Characteristics of Risk and Return in Risk Arbitrage


  • Mark Mitchell,

  • Todd Pulvino

  • * Harvard Business School and Kellogg School of Management, respectively. We are grateful to seminar participants at the Cornell Summer Finance Conference, Duke University, Harvard University, the University of Chicago, the University of Kansas, the New York Federal Reserve Bank, the University of North Carolina, Northwestern University, the University of Rochester, and the University of Wisconsin-Madison for helpful comments, and to three anonymous referees, Malcolm Baker, Bill Breen, Emil Dabora, Kent Daniel, Bob Korajczyk, Mitchell Petersen, Judy Posnikoff, Mark Seasholes, Andrei Shleifer, Erik Stafford, René Stulz, Vefa Tarhan, and especially Ravi Jagannathan for helpful discussions. We would also like to thank the many active arbitrageurs who have advanced our understanding of risk arbitrage.

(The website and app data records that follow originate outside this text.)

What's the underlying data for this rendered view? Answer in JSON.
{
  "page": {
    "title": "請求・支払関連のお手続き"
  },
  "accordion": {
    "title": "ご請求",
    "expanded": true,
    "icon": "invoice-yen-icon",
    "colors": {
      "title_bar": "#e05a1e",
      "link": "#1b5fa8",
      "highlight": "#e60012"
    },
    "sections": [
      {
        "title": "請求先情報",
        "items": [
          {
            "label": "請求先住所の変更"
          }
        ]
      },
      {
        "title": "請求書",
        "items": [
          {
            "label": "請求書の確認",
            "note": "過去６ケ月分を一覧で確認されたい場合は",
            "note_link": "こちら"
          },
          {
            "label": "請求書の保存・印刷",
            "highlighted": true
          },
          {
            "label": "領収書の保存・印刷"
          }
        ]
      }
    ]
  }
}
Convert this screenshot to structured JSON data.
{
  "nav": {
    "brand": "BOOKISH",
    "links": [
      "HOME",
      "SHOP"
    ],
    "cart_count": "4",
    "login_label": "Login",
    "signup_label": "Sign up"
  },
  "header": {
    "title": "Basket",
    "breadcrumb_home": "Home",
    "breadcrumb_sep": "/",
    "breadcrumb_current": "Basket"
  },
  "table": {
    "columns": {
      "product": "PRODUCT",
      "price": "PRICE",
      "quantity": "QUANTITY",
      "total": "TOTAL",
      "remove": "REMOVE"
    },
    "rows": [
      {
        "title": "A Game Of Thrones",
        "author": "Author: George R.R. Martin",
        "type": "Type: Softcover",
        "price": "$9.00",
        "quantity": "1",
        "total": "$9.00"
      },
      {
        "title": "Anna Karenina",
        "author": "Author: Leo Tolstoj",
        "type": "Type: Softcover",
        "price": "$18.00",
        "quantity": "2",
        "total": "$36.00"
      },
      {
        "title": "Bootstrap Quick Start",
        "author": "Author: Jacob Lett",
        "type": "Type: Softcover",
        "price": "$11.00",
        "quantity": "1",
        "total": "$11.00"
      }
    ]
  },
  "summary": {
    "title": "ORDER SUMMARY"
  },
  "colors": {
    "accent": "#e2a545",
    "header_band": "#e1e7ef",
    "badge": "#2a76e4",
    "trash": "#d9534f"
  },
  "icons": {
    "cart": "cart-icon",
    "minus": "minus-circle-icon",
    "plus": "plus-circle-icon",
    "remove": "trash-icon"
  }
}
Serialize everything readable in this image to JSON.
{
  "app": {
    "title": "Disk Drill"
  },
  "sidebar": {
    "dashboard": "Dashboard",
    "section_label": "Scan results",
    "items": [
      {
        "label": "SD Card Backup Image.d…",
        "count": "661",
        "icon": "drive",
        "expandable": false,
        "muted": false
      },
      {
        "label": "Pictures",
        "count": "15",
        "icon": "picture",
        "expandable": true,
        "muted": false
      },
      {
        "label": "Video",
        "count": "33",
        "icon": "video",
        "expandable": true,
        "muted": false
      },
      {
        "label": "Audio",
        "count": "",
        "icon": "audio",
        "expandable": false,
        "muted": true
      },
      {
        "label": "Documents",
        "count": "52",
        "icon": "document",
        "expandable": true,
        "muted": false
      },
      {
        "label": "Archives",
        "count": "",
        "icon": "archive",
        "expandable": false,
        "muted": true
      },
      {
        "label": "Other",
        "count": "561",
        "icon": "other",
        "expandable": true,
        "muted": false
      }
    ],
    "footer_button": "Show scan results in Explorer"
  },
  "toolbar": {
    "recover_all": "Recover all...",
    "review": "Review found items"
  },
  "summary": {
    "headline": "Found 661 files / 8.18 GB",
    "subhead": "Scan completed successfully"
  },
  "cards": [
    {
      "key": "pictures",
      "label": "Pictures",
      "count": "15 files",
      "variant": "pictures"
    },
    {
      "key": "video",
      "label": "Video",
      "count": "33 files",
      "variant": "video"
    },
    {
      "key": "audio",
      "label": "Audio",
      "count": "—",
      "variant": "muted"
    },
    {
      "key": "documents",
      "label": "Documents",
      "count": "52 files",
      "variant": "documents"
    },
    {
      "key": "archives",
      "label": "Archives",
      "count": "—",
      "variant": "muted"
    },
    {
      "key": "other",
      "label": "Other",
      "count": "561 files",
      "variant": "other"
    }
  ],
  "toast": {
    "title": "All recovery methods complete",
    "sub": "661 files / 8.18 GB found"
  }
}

This paper analyzes 4,750 mergers from 1963 to 1998 to characterize the risk and return in risk arbitrage. Results indicate that risk arbitrage returns are positively correlated with market returns in severely depreciating markets but uncorrelated with market returns in flat and appreciating markets. This suggests that returns to risk arbitrage are similar to those obtained from selling uncovered index put options. Using a contingent claims analysis that controls for the nonlinear relationship with market returns, and after controlling for transaction costs, we find that risk arbitrage generates excess returns of four percent per year.